== What you should do ==
Give every line from the entries that contains "left".
....................
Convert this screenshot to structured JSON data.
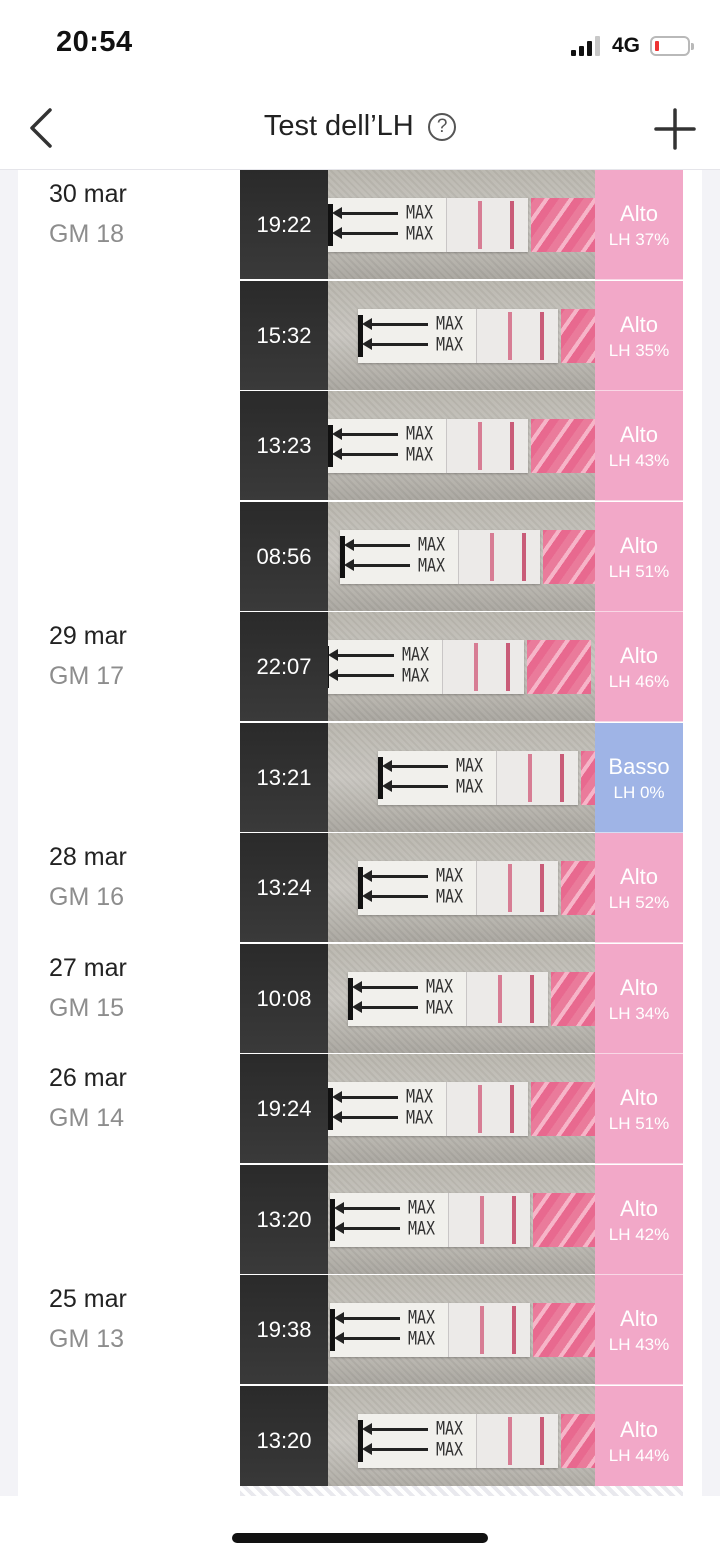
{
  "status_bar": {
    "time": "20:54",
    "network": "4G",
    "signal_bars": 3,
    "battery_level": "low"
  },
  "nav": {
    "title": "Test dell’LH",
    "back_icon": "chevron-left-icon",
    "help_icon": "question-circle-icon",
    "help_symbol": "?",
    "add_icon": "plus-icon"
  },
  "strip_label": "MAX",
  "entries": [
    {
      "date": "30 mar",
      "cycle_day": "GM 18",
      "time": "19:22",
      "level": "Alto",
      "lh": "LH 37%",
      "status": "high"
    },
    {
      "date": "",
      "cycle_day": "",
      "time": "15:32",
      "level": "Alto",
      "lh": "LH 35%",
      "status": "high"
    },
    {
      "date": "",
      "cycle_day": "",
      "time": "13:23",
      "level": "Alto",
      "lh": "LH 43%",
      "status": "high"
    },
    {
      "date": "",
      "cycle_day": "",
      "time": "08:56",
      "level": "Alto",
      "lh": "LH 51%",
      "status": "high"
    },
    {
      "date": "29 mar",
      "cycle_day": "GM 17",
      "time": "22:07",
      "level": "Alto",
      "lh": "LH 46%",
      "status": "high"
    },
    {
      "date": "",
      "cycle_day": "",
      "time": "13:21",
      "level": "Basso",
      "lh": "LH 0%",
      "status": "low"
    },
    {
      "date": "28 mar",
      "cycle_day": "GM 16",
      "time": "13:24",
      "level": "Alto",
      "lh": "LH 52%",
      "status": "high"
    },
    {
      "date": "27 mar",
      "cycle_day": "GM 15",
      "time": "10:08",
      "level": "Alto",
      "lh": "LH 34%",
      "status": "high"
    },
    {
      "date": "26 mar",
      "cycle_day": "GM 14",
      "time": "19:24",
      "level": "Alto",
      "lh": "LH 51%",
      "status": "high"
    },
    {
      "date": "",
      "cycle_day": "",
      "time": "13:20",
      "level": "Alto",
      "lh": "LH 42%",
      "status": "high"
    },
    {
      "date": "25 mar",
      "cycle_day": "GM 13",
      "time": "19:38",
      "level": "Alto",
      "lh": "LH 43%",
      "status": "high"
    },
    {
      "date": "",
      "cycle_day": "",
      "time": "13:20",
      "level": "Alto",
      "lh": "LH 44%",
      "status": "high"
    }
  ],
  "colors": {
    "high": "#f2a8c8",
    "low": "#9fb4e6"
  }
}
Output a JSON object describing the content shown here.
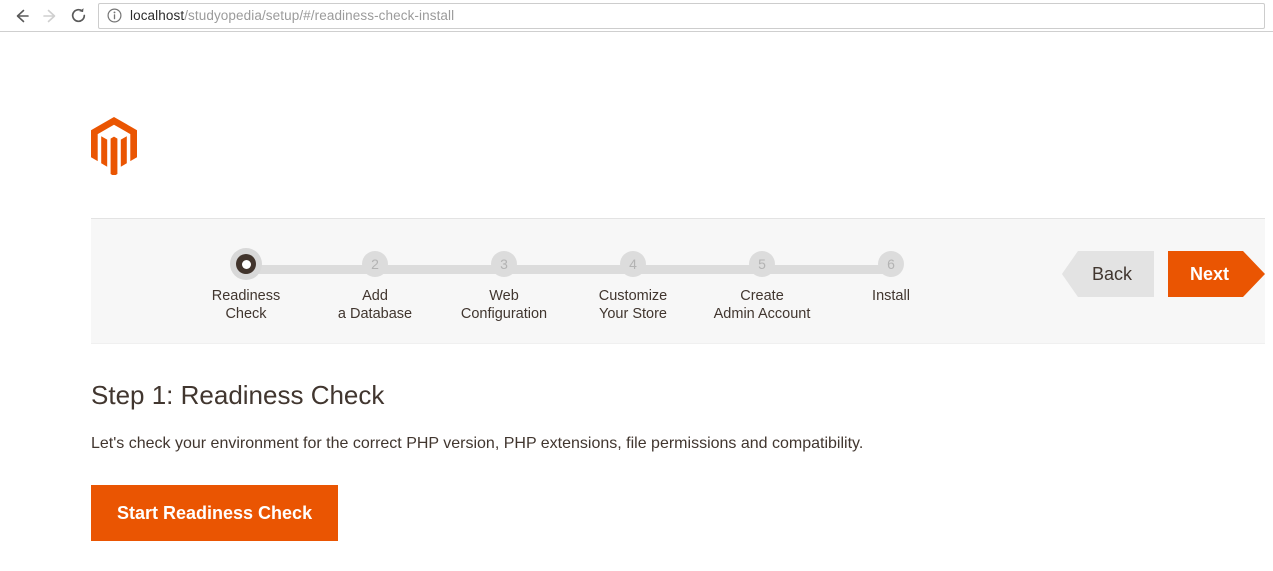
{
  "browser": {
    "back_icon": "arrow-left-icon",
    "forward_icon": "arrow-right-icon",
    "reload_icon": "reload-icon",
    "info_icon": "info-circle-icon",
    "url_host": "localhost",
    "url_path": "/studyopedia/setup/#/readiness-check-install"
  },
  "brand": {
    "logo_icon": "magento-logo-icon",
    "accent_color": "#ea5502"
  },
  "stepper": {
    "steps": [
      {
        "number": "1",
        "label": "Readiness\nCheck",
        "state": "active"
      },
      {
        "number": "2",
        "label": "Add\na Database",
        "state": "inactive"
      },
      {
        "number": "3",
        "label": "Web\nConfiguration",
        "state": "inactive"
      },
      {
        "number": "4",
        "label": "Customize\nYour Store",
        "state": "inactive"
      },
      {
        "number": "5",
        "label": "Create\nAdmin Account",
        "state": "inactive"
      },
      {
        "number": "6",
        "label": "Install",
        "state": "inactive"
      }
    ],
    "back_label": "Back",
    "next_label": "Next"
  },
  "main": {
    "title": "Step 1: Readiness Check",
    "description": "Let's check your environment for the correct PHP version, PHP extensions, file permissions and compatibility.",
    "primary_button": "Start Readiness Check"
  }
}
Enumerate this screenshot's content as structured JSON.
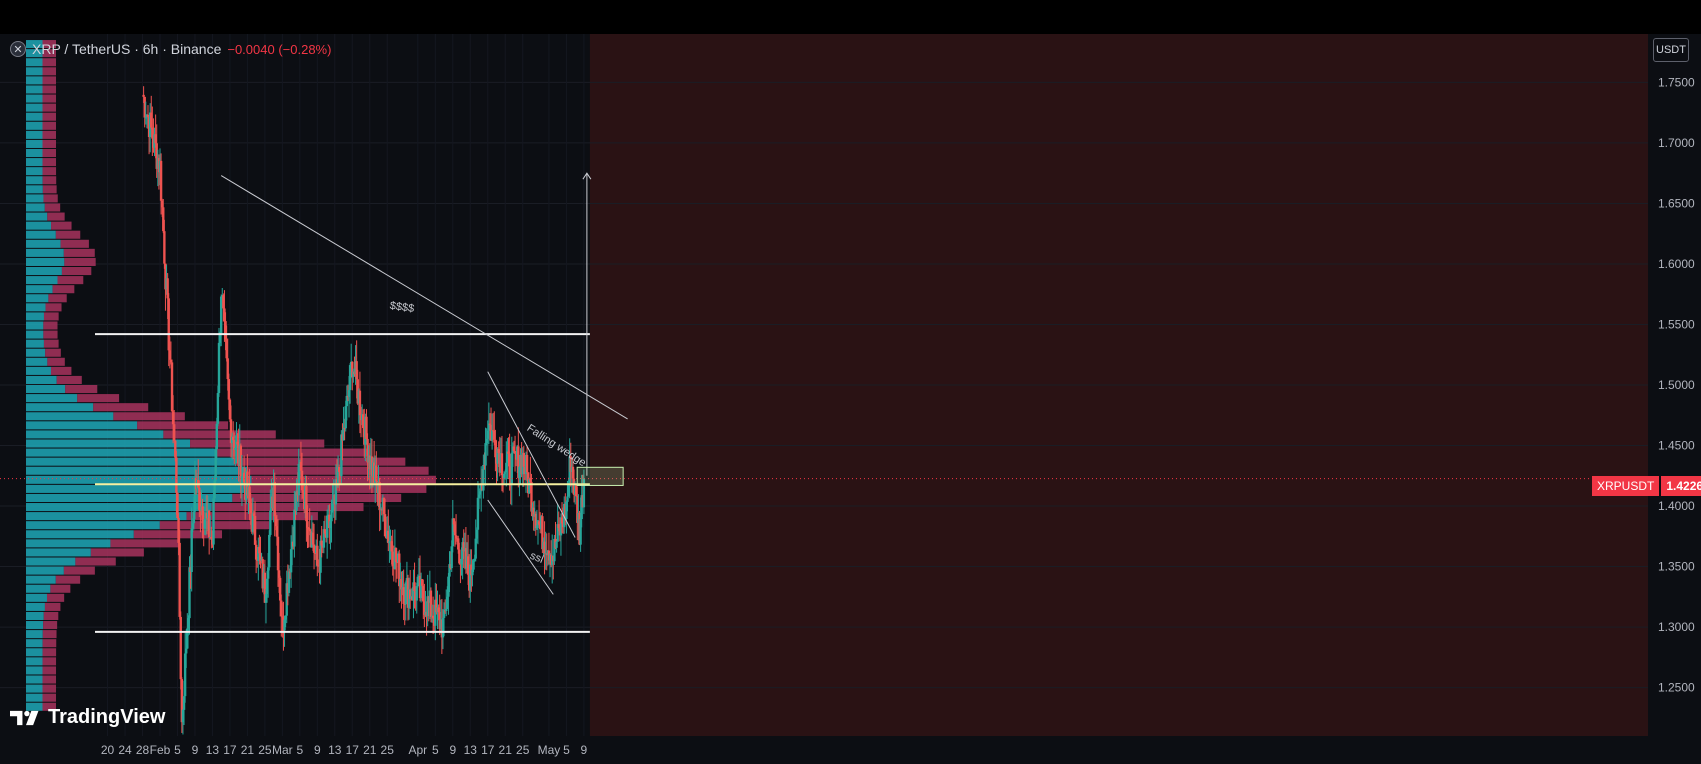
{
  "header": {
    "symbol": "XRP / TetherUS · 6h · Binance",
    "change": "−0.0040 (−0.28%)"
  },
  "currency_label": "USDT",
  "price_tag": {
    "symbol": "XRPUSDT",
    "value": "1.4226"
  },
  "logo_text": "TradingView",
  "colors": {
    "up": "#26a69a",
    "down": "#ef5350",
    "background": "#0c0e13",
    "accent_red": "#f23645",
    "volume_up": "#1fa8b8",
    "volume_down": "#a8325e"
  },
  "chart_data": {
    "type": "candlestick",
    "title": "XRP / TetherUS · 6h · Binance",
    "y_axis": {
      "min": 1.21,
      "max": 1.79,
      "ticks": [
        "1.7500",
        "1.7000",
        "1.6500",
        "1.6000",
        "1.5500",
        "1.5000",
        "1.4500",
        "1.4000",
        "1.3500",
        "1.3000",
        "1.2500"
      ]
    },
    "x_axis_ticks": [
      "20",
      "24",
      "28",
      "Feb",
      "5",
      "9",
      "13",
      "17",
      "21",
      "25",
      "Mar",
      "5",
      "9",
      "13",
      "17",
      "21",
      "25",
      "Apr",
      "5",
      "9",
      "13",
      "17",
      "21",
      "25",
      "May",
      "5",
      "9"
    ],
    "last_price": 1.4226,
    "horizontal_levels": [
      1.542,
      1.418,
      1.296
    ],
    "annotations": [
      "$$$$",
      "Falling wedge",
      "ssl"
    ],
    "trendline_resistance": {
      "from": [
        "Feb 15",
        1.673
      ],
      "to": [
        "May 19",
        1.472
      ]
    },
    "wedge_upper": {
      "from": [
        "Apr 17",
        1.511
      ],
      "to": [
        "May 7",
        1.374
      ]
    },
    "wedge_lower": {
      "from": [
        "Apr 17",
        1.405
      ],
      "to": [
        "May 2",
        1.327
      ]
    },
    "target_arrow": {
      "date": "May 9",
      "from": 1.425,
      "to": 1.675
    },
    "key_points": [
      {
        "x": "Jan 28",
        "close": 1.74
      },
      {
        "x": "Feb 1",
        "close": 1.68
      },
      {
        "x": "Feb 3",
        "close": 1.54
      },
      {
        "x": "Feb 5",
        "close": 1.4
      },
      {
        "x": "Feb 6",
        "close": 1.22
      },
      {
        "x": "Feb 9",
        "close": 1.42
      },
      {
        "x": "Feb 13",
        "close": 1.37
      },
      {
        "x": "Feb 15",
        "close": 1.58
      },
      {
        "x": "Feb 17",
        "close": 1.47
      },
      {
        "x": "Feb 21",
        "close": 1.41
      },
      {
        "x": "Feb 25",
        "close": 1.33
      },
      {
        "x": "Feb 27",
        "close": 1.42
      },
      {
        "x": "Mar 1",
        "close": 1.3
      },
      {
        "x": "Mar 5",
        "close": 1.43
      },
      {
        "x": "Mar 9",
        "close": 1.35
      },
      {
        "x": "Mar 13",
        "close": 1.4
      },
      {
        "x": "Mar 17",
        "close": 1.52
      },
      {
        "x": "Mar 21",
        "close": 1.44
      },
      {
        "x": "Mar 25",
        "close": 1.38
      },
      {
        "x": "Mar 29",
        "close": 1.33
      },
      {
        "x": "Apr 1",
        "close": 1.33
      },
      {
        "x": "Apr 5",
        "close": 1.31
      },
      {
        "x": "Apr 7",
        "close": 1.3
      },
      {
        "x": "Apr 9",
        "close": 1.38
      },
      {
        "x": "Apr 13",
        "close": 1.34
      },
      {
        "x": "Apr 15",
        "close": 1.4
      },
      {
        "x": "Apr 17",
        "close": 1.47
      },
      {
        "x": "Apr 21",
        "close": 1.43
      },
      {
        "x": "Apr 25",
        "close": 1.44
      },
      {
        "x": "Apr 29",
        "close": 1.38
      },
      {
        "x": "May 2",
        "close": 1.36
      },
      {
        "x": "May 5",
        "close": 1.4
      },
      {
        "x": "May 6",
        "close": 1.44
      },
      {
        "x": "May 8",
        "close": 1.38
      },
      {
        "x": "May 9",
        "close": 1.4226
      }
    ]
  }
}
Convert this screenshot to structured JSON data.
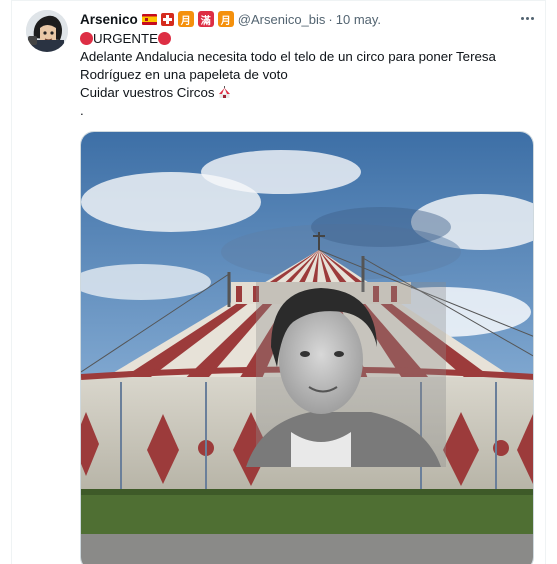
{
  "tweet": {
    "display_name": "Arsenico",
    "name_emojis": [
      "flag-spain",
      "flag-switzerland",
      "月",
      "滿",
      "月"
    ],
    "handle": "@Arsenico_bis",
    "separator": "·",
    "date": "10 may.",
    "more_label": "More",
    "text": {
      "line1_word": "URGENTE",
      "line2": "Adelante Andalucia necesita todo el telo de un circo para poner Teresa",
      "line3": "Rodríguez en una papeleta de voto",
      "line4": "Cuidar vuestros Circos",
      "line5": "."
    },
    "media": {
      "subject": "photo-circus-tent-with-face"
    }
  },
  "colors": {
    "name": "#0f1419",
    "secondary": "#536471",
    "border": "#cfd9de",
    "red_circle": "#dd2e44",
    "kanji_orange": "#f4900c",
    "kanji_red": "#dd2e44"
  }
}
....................
== Response for this exercise ==
    "back_icon": "chevron-left-icon",
    "back_icon": "arrow-left-icon",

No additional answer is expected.